Now lets see if the AI beats the random player. Therefore, I simulated 200 games each of “random vs. random”, “aggressive AI vs. random”, and “defensive AI vs. random”. And indeed, the aggressive AI wins 85 % of the time, losing only 8 % of the games. The player who makes the first move has a distinct advantage in the game of TTT so the expectation for win and losses at baseline is not equal. A random player 1 wins about 65 % of the time against another random player. Surprisingly, the defensive AI fairs even worse winning only 47 % of the time with the opponent winning just as many games.

There are several ways in which we could improve the AI. Feel free to fork the version on GitHub and play around with it ( We could for example build a new simulation dataset with games where the AI plays itself and then train the neural net again. This would go in the direction of reinforcement learning. Or we could add some kind of tree-search simulation where we not only evaluate the board after the next move but look two or three moves ahead. In this case we could discard the neural net all along and just implement a minimax solution. A very cool solution was implemented by Daniel Slater. He took all the different components that DeepMind used for Alpha Go and applied them on this smaller scale for TTT ( which is a brilliant way to understand the core concepts behind one of the most advanced AI projects out there.

The title picture of this post is licensed under CC BY 2.0.

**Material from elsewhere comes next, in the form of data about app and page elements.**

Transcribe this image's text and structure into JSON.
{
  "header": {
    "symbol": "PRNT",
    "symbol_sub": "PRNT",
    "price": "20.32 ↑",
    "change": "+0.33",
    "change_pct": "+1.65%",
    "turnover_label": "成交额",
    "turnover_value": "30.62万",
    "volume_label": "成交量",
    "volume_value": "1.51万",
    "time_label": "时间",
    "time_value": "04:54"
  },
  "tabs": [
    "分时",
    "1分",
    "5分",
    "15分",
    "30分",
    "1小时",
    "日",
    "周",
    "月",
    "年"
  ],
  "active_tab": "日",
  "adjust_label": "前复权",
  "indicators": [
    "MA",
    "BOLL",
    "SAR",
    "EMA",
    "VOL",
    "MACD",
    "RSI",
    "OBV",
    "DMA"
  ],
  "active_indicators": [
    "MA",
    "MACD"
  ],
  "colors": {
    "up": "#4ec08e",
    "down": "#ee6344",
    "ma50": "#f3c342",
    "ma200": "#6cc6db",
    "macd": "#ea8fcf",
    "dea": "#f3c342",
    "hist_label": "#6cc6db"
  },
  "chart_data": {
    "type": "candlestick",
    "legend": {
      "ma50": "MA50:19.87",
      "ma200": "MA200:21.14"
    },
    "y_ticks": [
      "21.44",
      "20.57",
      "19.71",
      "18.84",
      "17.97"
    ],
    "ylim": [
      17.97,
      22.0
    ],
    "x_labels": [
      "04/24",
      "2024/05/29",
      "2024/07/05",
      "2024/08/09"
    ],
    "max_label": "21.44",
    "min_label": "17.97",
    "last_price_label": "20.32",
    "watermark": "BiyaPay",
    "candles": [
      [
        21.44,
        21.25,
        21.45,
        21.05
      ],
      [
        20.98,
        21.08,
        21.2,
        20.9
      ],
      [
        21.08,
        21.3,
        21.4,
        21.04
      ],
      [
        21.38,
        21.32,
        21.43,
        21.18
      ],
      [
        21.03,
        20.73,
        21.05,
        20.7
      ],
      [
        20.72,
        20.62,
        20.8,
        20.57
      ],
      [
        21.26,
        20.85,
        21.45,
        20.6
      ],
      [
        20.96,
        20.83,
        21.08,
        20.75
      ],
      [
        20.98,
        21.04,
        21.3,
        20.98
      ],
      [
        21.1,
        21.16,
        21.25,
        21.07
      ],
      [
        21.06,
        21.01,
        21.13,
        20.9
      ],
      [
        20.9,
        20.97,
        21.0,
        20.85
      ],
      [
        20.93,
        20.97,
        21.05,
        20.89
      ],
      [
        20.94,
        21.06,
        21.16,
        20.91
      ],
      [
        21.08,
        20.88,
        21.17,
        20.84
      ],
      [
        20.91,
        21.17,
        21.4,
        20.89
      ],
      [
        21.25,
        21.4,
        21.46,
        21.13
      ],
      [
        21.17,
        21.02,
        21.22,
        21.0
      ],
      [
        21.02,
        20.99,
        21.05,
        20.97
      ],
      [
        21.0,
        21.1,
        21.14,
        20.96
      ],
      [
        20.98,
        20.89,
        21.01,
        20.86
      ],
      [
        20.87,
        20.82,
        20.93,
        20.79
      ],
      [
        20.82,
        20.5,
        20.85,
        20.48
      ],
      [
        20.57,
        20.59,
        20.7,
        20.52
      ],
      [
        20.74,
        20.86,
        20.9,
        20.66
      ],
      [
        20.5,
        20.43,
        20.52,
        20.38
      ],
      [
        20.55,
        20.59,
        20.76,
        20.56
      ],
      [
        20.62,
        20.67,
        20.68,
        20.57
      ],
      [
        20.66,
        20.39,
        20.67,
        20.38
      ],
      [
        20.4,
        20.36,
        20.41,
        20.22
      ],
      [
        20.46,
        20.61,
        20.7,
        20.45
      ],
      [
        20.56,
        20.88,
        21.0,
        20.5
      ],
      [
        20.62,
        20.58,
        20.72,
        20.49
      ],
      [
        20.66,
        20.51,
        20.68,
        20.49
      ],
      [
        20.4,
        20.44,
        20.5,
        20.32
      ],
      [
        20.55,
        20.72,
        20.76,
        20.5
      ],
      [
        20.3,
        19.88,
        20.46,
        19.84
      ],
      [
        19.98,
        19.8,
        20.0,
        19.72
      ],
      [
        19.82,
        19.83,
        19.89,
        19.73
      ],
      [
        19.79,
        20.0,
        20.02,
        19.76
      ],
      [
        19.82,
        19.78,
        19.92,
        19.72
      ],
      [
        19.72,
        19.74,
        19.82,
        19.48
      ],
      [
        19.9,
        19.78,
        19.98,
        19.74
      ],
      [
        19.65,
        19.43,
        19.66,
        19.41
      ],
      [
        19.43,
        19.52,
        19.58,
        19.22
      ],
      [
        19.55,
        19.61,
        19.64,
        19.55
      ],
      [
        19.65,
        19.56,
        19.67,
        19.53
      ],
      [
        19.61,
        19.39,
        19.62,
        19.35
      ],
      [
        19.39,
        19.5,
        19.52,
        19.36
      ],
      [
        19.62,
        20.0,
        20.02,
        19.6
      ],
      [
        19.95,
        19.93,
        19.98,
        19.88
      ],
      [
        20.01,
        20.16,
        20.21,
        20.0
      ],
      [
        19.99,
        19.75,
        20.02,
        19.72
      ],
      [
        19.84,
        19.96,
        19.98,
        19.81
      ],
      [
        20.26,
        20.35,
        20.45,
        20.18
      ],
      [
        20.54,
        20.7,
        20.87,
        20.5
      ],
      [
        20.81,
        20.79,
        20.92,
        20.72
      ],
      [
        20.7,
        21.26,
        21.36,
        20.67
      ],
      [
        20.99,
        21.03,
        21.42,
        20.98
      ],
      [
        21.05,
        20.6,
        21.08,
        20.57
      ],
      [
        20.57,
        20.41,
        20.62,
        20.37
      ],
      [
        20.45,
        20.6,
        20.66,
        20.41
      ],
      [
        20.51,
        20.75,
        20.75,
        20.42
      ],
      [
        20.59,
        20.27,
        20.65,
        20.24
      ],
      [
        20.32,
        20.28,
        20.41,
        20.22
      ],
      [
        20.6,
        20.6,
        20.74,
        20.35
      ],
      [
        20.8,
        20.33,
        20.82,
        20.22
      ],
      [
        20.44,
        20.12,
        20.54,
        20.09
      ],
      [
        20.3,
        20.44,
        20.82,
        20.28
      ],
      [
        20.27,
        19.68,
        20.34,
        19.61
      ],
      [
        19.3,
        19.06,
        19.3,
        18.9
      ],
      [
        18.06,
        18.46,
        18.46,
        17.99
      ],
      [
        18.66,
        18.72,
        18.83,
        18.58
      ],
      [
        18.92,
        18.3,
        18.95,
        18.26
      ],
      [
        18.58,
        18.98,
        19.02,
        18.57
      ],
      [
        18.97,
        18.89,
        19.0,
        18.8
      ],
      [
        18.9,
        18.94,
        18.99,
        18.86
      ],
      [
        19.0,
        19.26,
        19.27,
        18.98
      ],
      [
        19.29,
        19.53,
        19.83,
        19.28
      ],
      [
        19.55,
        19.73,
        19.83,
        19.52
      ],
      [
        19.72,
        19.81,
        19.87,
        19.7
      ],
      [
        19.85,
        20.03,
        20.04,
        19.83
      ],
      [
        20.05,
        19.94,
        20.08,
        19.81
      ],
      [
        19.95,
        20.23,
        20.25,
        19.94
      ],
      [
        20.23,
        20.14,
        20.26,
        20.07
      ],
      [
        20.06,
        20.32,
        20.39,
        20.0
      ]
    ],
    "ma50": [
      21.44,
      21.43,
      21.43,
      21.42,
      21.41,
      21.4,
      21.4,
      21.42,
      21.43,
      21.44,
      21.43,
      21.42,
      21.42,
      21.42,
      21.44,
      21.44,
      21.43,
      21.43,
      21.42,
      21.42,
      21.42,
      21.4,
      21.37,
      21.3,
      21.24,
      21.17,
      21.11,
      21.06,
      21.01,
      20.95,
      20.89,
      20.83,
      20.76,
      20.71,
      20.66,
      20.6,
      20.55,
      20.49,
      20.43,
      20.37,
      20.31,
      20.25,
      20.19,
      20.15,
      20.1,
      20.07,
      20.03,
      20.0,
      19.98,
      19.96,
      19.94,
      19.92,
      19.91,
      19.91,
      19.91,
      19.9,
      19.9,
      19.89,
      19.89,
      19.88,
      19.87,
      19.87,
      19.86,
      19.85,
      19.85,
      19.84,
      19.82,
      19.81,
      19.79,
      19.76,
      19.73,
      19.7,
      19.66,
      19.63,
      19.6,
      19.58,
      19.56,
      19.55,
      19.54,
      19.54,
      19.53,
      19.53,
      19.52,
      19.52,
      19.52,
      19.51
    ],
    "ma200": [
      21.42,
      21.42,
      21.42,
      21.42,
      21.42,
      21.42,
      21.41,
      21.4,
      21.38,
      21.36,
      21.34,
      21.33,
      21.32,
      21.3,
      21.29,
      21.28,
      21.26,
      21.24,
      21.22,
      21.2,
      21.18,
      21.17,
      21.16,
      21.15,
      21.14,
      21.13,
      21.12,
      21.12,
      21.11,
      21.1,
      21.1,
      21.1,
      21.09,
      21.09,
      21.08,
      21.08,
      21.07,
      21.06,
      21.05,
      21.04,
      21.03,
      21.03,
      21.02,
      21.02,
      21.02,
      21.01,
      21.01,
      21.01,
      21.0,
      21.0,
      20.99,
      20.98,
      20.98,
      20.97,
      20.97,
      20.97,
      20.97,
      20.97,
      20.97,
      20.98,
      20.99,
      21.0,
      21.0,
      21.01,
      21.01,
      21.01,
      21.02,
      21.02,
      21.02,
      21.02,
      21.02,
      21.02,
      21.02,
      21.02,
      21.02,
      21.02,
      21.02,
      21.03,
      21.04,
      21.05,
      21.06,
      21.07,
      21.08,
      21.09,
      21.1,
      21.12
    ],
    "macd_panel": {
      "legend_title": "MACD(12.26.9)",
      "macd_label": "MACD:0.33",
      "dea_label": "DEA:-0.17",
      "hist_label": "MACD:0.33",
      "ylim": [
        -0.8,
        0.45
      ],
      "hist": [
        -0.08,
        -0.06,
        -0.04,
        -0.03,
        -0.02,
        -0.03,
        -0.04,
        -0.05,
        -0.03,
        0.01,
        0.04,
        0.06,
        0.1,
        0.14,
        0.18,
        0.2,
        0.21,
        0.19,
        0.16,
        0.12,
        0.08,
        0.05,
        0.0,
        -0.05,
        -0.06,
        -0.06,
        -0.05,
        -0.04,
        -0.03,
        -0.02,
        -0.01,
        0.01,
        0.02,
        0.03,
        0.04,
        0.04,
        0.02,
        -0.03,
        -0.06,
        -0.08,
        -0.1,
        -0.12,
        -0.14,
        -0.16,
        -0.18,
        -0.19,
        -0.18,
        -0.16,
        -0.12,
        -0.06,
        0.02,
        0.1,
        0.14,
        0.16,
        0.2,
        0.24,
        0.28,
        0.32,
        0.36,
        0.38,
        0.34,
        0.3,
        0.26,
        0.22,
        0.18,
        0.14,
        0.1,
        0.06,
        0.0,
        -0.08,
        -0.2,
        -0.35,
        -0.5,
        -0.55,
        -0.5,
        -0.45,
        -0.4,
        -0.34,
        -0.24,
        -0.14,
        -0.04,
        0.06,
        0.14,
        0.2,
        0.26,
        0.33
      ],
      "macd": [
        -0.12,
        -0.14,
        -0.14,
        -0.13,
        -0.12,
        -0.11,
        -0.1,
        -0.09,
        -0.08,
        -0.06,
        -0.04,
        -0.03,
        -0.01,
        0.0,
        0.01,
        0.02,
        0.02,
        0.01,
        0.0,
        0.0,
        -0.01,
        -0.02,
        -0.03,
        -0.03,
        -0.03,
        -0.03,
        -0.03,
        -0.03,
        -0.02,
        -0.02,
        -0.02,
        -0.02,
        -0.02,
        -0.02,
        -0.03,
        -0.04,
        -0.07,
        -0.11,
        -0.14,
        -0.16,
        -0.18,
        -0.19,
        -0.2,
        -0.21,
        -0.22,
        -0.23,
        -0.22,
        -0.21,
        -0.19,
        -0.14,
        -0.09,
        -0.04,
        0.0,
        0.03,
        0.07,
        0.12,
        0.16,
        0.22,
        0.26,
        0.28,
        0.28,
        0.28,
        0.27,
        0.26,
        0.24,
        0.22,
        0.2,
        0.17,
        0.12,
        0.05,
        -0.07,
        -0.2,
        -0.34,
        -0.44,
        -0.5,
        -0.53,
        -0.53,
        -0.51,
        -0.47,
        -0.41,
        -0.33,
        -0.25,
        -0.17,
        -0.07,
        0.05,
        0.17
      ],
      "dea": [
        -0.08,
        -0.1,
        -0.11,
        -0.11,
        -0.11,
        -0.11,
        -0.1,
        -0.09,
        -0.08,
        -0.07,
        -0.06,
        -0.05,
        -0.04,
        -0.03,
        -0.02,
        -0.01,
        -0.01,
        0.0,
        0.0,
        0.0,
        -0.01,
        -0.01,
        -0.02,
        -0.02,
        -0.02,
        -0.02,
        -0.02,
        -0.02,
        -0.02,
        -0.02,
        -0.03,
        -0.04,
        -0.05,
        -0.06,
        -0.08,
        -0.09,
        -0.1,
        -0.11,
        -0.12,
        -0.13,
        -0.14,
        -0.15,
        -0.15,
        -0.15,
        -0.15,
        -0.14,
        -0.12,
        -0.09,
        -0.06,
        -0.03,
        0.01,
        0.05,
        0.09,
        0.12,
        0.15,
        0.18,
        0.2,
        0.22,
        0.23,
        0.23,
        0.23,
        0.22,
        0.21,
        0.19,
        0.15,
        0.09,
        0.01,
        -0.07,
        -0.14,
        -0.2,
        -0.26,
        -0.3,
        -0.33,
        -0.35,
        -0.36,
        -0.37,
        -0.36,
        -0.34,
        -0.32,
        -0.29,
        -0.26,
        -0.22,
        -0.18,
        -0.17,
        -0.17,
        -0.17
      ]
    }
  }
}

Johannes hatte 2015 die Idee für CorrelAid und ist seitdem unser Vorstandsvorsitzender. Er studiert im Master ‘Evidence-based Policymaking’ an der University of Oxford und Policy-Analyse an der Universität Konstanz. Er interessiert sich vor allem für Evaluierungsmethoden, die Nutzung von Evidenz und Daten in Gesellschaft und Politik, und Social Entrepreneurship.